Sunday, September 20, 2009

A noise in the dark

When I heard the noise coming from outside at 1 a.m. Sunday, I thought perhaps we had fallen victim to thieves who have been rummaging through neighborhood cars. I rushed downstairs, flicked on the outdoor lights and looked out the window to see an adult white-tailed deer less than 3 feet of way.

The animal glanced toward me, flicked its tail and slowly ambled off. I suspect it had been grazing on the bushes near our house and clearly, it was unafraid of the human occupant peering through the window.

The experience makes me wonder what other animal behavior is going on while we sleep, though I am particularly intrigued by the deer I often spot walking through the woods behind our house or appearing on the lawn early in the morning. They are beautiful animals, even if their fondness for our Hosta and shrubs ruins the plants.

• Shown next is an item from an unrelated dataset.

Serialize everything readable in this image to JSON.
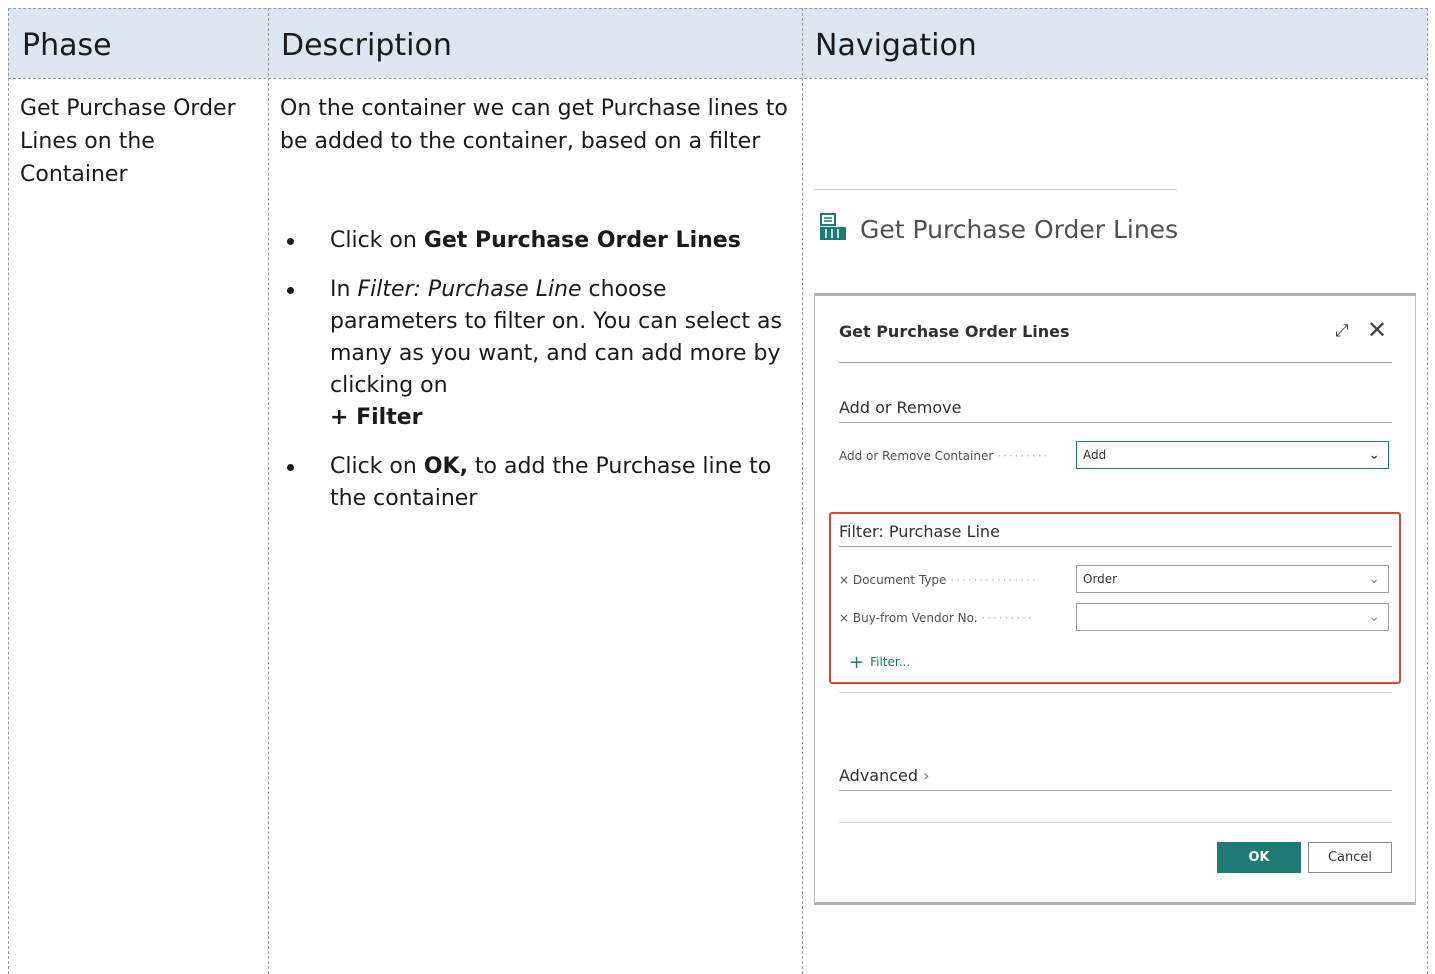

Apparently I am not the only one fascinated by these creatures. Elizabeth Marshall Thomas, a 78-year-old anthropologist from Peterborough, NH, has just written "The Hidden Life of Deer" and tells us:

"Deer families are run by their mothers. Local families arrange into a hierarchy. They adopt orphans; they occasionally reject a child; they use complex warnings to signal danger; they mark their territories; they master local microclimates to choose their beds; and they send countless coded messages that we can read, if only we know what to look for."

Thomas, who's also written about the hidden lives of elephants, dogs and cats, penned her latest book after a year of observing more than 30 deer that took advantage of the piles of food she left near her farmhouse when they faced starvation following the 2007 failure of the acorn crop. She wondered how the animals knew went to come as a group and why sometimes they cooperated, and sometimes they competed.

I hope the answers, along with ways to decode the deer messages, are revealed in her book, which I intend to read because I want to know more about these animals who are living -- and eating -- so close to my door. According to some statistics, there are an estimated 20 million to 25 million deer in the USA and the number is growing because of the decline in natural predators and hunting. Experts estimate that there be now be as many as 100 deer per square mile, especially in eastern metropolitan areas.

Doesn't it make you wonder how many might be walking around outside your home tonight?

According to the HarperCollins web site, Elizabeth Marshall Thomas will discuss her new book on Friday, October 16, at Water Street Bookstore in Exeter.


Lorna Barrett said...

It the critters during the day that bug me. The groundhogs who decimated my Brussels sprouts and broccoli crops. Grrrrrr. I bought a Havahart trap, but they preferred my plants to the carrots and apples that were used as bait.

PatRemick said...

SOmetimes we don't realize just how much wildlife is around us -- or how much they like the food that's supposed to be ours!